What you’ll find below the cut includes:
- A pamphlet, a bag, and some pens from Medical Protective, a professional liability insurance company owned by Berkshire Hathaway.
- A Merck Manual (yes, that Merck… the one that makes all these ”pharms” of which AMSA claims to be ”free”).
- Materials from various academies of quackery (as seen earlier).
- A pen, a magnet, and some other swag from the FDA.
- Application forms for various forms of insurance/consumer credit provided by or through AMSA.
- Some stuff from banks.
- Swag NOS.
A pair of physician-researchers from an AAFP-funded research institute spoke about integrating a career in medicine with a career in policy research. That was interesting to me as a medical student, but of general policy interest was their take on the future of primary care:
- They were surprisingly genial about specialists, and avoided playing the blame and recrimination game. This was welcoming and refreshing. Medicine is divided enough as it is.
- They count Nurse Practitioners and Physician Assistants as primary care providers. I would think that this undermines their cause slightly (“hey, if non-physicians can do the job…”), but I’m sure they have their reasons.
- I overheard one of the speakers talking to a student in the hallway after the main presentation. I caught a bit of their discussion about Qliance. They were both of the opinion that that sort of market-based, patient-centred model will be important to revitalizing primary care. The AAFP speaker was trying to cram the Qliance model into the “ACO” box, but hey… no one’s perfect.
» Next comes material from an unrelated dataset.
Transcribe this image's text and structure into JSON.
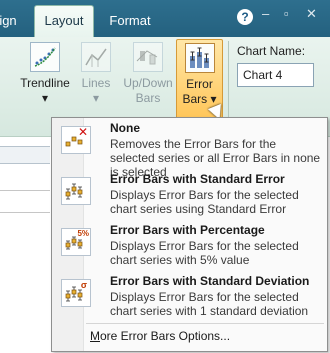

It’s great to see some of the professional societies recognize the need to get off the government-dependence gravy train before it derails completely.
Also of note was the following… special moment: one of the students in the audience objected strenuously to the speakers’ use of “industrial,” “corporate” terms like — wait for it! — “supply,” “demand,” “surplus.” He wanted to know how the sky would keep from falling so long as we keep referencing “that paradigm.”